And so bestiality — merely notional, perhaps, but quite enough under the circumstances — enters the range of horrors on Moreau’s little island, probably entering through the screenplay by Waldemar Young and Philip Wylie. (Wells’s novel includes only a garden variety Panther Man.) The sentimental fantasy of the island romance is turned on its ear. What Moreau is offering is not an erotic escape into innocence, but a frightening descent into the primitive. (When “King Kong” was released a few months later, the deconstruction of the island romance was complete.)

The enduring mystery of “Island of Lost Souls” is how these variously perverse elements were so well and suggestively blended together by Erle C. Kenton, a director known mainly for comedies. For a filmmaker who could be remarkably offhanded, Kenton’s work here seems amazingly controlled and inventive. In the movie’s most stylistically innovative sequence (which is also one of its creepiest) Kenton portrays the rising anger among Moreau’s victims by having a series of the island’s man-beast actors, led by Lugosi, stride one by one from middle distance into extreme close-ups, thrusting their disfigured faces at the audience in an effect that seems almost three-dimensional.

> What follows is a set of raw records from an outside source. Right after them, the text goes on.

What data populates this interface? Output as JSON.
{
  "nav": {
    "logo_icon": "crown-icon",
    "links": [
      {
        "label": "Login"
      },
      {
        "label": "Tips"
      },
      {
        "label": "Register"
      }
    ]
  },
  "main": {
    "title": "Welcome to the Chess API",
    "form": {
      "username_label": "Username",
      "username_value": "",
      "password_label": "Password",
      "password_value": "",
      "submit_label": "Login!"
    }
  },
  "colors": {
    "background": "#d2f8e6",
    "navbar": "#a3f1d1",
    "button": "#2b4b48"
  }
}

The intimate links between comedy and horror — as the two genres that demand an immediate, physical response from the viewer — would be developed more fully in the ’70s and ’80s by directors like John Carpenter (“Halloween”), Joe Dante (“The Howling”) and John Landis (“An American Werewolf in London”). And Mr. Landis, appropriately, appears in a supplementary feature, leading a round-table discussion with the makeup artist Rick Baker and the horror film historian Bob Burns.

But “Island of Lost Souls” remains an island unto itself: one of those unique, unaccountable objects the cinema produces at widely spaced intervals, as if they had sprung directly from the collective unconscious. (The Criterion Collection, Blu-ray $39.95, DVD $29.95, not rated)

Brought to you by: